Dataset rows describing interfaces:
= = = = = = =

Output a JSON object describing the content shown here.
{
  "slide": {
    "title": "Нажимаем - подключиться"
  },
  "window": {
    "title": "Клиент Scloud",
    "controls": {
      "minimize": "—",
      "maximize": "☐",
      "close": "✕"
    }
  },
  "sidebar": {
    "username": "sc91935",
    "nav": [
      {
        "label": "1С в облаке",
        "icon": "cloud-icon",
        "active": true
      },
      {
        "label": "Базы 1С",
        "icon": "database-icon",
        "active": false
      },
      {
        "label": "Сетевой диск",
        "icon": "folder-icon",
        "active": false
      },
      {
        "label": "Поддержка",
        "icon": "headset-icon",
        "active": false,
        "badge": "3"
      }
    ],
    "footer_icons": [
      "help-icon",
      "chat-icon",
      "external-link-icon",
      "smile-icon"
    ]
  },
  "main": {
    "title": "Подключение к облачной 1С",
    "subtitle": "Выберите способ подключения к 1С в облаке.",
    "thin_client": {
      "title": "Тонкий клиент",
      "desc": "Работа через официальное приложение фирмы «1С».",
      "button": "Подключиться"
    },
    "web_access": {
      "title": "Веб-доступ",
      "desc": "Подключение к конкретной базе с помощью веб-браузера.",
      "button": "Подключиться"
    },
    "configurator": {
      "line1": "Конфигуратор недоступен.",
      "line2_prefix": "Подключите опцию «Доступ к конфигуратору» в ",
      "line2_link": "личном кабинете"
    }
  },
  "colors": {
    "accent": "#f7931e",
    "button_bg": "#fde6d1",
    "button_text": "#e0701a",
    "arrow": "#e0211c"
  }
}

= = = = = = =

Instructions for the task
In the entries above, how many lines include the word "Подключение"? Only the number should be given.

Solution for this exercise
2